Greetings From the Land of the Make-Believe Species
Postcards provided proof of lake serpents, jackalopes and assorted curious monsters
- By Peter A. Smith
- Smithsonian.com, March 29, 2012
The postcard once provided a fast, reliable means of communication. The images on the cards carried strong implications of objectivity, underscored by concise captioning. Among these postcards emerges a unique flowering of the beastly taxonomic tree: dozens of distinctive, little-known species spotted by solitary farmers, hunters and fishermen, lurking all across the country, creatures that came alive through hyperbole, exaggeration and the perceived authenticity of postcards.
(Courtesy of Loren Coleman, International Cryptozoology Museum)
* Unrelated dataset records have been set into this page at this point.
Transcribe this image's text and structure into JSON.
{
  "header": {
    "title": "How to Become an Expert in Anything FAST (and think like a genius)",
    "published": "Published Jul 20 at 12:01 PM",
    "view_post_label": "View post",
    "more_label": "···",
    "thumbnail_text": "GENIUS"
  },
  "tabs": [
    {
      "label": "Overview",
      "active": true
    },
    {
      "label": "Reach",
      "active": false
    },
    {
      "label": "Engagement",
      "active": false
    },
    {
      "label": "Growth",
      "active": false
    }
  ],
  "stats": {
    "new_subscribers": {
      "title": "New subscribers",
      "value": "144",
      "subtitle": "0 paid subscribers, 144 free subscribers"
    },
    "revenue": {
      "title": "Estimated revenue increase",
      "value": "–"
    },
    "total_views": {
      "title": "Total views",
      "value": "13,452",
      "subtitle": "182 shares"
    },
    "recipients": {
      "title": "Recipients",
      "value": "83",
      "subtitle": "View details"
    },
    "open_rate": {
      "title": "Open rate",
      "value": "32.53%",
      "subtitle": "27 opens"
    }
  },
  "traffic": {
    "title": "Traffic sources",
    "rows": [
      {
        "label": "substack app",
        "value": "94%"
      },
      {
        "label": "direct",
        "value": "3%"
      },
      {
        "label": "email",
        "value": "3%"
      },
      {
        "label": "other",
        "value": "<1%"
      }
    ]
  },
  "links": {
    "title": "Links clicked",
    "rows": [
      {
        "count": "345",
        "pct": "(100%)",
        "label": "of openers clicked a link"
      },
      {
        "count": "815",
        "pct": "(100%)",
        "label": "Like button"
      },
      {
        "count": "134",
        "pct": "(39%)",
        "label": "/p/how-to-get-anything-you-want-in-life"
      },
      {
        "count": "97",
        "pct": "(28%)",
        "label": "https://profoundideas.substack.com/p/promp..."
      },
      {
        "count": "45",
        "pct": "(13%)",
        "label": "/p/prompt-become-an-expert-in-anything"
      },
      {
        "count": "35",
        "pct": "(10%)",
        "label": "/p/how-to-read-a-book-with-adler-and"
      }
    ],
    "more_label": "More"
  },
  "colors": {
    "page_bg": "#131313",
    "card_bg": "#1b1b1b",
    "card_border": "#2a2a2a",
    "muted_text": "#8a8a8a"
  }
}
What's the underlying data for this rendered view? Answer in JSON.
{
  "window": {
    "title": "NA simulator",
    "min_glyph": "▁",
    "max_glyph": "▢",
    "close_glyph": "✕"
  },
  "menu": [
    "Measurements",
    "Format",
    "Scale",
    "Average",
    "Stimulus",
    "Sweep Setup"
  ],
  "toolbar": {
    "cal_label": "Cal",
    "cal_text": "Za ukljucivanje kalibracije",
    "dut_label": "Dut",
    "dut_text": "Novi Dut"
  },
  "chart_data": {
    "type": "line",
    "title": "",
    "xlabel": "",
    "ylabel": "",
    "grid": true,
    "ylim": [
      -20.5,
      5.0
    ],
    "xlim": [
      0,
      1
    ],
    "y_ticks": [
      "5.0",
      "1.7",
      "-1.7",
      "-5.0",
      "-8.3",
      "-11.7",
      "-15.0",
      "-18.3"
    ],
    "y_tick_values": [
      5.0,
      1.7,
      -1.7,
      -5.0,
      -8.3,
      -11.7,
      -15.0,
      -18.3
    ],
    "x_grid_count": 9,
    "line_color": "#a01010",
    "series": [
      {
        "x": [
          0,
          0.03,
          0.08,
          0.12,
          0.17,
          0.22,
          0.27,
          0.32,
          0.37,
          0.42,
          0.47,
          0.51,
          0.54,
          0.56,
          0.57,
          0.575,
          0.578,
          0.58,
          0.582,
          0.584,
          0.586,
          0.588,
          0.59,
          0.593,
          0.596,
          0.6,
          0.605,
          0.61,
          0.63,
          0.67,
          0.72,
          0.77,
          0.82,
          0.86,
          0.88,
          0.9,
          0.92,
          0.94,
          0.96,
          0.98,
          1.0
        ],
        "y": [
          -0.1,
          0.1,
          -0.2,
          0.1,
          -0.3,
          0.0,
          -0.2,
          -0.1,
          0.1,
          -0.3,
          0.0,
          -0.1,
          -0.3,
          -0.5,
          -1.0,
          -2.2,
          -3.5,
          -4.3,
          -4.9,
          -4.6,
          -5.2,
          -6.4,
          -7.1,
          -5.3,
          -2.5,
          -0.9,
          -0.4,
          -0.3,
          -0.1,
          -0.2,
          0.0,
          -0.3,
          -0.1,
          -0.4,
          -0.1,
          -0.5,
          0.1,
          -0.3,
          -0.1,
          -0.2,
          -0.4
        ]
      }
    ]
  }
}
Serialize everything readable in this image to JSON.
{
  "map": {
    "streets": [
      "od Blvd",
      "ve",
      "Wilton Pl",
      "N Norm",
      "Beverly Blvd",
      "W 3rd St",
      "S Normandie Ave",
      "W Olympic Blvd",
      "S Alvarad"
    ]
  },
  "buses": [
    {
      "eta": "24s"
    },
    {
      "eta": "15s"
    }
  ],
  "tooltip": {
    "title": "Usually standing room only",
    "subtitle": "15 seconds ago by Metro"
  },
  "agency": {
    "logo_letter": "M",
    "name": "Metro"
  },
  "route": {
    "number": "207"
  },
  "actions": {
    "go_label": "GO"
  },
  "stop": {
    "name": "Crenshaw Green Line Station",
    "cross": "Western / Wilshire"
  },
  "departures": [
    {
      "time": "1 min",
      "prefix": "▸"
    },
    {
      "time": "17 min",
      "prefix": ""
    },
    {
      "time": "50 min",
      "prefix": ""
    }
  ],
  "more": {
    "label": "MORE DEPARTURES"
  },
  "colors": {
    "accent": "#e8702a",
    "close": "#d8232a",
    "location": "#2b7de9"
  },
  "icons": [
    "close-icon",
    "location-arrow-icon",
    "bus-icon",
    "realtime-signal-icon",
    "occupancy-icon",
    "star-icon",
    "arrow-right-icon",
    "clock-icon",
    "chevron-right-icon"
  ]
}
The geographic range of fish sprouting fur tends towards areas of North America distinguished by long winters and frozen freshwater lakes. In 1929, Montana’s J. H. Hinken reported catching one. He said, “The change of temperature from this water to atmosphere is so great that the fish explodes upon being taken from the water.” Why exactly herring, trout and even salmon grow fur instead of scales has had many possible explanations over the years: the accidental release of hair tonic by an enterprising traveling salesman in Colorado, an evolutionary adaptation to tolerate exceptionally cold weather, or a badly translated letter from Scandinavia. This species from 1939, wasn’t a product of tall tales or a crafty taxidermy studio, but was a unique ichthyologic cross from E. C. Kropp’s photography studio in Milwaukee.